Wed, 09 Jun 2010 14:31:10 UTC | #478478

Go to: Has life on Titan been discovered? No.

black wolf's Avatar Jump to comment 19 by black wolf

Comment 13 by adol33 :

If this theory proves to be true, then the official discovery date of life beyond Earth will be early June, 2010.

This is consistent with a prediction made by an astrologer 5 years ago that extra-terrestrial life might be discovered around June 7, 2010.

(Archive proof: http://web.archive.org/web/20060709164705/www.luckydays.tv/astrology-and-science.html )

The link explicitly speaks about proof of life or a landing on another planet. I think it's plausible to assume that the astrologer was thinking of some form of intelligent life, not microbes (as possible evidence of extraterrestrial microbial life was already in our hands from meteor finds when he made the prediction), but there's no way to tell from his text. Speculation about the possible presence of evidence indicating a possible presence of primitive life forms is not consistent with this astrological prediction. Any person without the slightest knowledge of any astrological system could have made the same prediction from just a modicum of layman scientific and technological knowledge, i.e. from reading a few popular science articles. Even if it was an accurate, precisely phrased prediction, how many astrologers are there making similar predictions? There must be thousands, tens of thousands probably. So, one of them vaguely guesses the correct time frame. Not very impressive.

Wed, 09 Jun 2010 14:23:25 UTC | #478476

Go to: A wanderer from Islam with a message for the West

black wolf's Avatar Jump to comment 18 by black wolf

...

We would all love if everyone could embrace reality and throw off the shackles of a fantasy hand-holder-in-the-sky but we need to embrace the reality that most people do not want this.

Hmmm. For now, I think I'll let that reality walk beside me for a while. I'm not fond of the thought of embracing it.

Wed, 09 Jun 2010 13:14:44 UTC | #478459

Go to: A wanderer from Islam with a message for the West

black wolf's Avatar Jump to comment 17 by black wolf

Comment 5 by arah :

History proof Ayaan Hirsi Ali wrong

http://www.youtube.com/watch?v=KUhe89q-6X8

Not at all. The times of Islam's scientific, medical and mathematical leadership are long past. They ended exactly when muslim theology decided that religious scripture was a better guide to truth than the human brain.

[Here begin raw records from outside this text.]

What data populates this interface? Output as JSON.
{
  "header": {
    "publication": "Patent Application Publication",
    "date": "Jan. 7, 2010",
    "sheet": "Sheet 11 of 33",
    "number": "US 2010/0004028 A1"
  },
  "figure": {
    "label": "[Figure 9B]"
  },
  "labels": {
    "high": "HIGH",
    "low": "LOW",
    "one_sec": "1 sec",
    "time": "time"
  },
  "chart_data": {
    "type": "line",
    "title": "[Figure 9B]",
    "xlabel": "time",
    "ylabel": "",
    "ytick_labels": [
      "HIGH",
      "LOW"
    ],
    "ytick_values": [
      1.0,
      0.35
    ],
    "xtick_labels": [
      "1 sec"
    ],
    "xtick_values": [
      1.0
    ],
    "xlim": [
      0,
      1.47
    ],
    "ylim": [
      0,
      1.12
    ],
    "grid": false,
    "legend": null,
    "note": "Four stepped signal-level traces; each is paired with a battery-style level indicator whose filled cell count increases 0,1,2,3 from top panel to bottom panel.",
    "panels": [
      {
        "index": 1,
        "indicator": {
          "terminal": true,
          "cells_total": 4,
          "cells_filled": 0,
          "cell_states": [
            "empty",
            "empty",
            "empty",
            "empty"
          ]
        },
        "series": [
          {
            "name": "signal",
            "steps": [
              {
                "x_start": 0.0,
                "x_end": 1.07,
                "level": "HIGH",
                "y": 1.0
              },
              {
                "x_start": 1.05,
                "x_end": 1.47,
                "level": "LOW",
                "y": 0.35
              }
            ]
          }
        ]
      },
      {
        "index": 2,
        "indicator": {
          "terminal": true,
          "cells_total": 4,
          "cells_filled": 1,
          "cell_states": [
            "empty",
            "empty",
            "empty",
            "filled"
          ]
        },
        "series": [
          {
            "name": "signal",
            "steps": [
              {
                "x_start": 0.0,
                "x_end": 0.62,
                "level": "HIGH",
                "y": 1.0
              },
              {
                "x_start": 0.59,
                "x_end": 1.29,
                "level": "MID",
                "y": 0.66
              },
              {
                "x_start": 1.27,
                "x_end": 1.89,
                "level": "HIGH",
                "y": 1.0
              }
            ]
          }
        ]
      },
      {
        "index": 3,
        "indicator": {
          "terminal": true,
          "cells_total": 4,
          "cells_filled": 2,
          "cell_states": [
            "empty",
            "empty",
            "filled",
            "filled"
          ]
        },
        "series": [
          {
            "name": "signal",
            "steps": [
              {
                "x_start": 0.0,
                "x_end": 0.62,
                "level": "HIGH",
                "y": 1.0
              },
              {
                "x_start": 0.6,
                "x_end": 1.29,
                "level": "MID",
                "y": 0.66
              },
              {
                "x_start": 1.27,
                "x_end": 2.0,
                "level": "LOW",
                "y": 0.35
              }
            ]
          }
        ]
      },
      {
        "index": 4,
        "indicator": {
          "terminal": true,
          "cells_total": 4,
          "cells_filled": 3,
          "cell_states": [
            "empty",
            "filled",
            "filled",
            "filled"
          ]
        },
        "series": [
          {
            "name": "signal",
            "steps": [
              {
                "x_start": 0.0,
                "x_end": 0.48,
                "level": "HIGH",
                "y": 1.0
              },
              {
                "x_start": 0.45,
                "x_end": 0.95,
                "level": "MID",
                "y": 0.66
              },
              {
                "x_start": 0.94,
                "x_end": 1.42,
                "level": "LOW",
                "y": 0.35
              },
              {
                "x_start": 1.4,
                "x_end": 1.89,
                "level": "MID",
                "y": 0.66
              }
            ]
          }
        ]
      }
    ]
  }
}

Otherwise, the whole world would unto today have been glad to be led by such great minds. In declaring the imam supreme authority on truth, the muslim world castrated its intellectual potential.

Wed, 09 Jun 2010 13:07:26 UTC | #478456